I was actually sad to see the park fade away behind us.  It is a unique place in Spain that is relatively unknown by tourists outside of Spain. I would highly recommend it to anyone who loves the outdoors and hiking and I’m crossing my fingers we’ll have a reason to go back!

18 kilometer day in Santoña

Last Saturday, with remarkably pleasant fall weather, Amanda and I embarked on another day hike, to Santoña’s Monte Buciero. The town of Santoña is about 3 miles from Laredo as the crow flies; it’s basically visible from our apartment. That being said, it normally wouldn’t require more than 10 minutes in a car to get there. However, we are still carless, and had to instead rely on local public transportation. What should have been a pleasant 10 minute drive across the wetlands separating Laredo and Santoña turned into a 45 minute crowded bus ride (I just don’t understand Europe’s obsession with collective transportation). After stopping about 10 times in route, we finally arrived in Santoña, where we could easily see across the bay to Laredo. We thought, “Wow!, we could have walked that in less time than the bus ride took. Laredo is so close!”

Once on the ground, we forgot about the inefficient and overpriced bus system and made our way to Monte Buciero to begin our hike. We opted to take a 4 hour loop around the mountain that was marked “dificultad baja” (low dificulty). At 12.5 kilometers in distance, we thought it was going to be a piece of cake.

In reality, the route was much more difficult than advertised, at least by American standards. We had expected a ring route that would be mainly flat. Instead, we were ascending and descending for nearly the entire time. The most memorable part of the hike was a lighthouse detour only accessible by 600 stone steps. If it hadn’t been for the metal chain that served as a hand rail, it would have been a very dangerous descent.
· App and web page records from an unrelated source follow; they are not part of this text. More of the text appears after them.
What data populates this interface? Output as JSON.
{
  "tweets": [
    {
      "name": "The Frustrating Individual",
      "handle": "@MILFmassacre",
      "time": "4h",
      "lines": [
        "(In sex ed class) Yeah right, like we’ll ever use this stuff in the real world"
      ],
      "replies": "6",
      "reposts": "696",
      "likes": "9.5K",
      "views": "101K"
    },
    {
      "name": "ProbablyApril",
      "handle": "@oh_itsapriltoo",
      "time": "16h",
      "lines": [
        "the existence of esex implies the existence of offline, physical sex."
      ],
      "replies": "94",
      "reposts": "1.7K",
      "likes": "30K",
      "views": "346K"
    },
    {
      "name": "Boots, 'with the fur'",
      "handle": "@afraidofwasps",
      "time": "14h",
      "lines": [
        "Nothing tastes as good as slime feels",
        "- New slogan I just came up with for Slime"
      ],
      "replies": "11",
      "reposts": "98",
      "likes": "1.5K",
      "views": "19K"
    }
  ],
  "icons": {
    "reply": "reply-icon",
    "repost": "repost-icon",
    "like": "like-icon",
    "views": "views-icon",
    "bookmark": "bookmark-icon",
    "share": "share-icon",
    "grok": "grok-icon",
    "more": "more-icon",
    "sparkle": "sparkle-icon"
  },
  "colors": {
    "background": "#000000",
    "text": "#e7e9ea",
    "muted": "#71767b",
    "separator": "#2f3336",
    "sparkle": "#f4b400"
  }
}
After seeing the lighthouse and making a nearly vertical ascent back to the main trail, we continued on our path back to Santoña. Once we arrived back at the base of the mountain, we realized that we had just missed the bus to Laredo. The next one would not leave for another 2 hours hours and it would take an additional 45 minutes once aboard. It would seem that we would have been stuck in Santoña, but alas, we found a faster way. There is a ferry that travels the straight between Santoña and Laredo, and for 1.70 euros, will drop you off on the other side. The ferry ride is about 2 minutes long and travels no further than 50 yards to Laredo’s western beachhead. While not a good price for such a short journey (a Spanish lady on the boast shouted, “It costs a fortune!”), the ferry saved us at least 2 hours in getting home.

Once on the Laredo side of the beach we still had about a 35 minute walk to our apartment. While not ideal, we both valued the liberty to walk at our own pace more than waiting for a bus. All in all, we rounded out the day at about 18 kilometers walking. While not the most spectacular hiking we have experienced, it was certainly good exercise and great to be outdoors.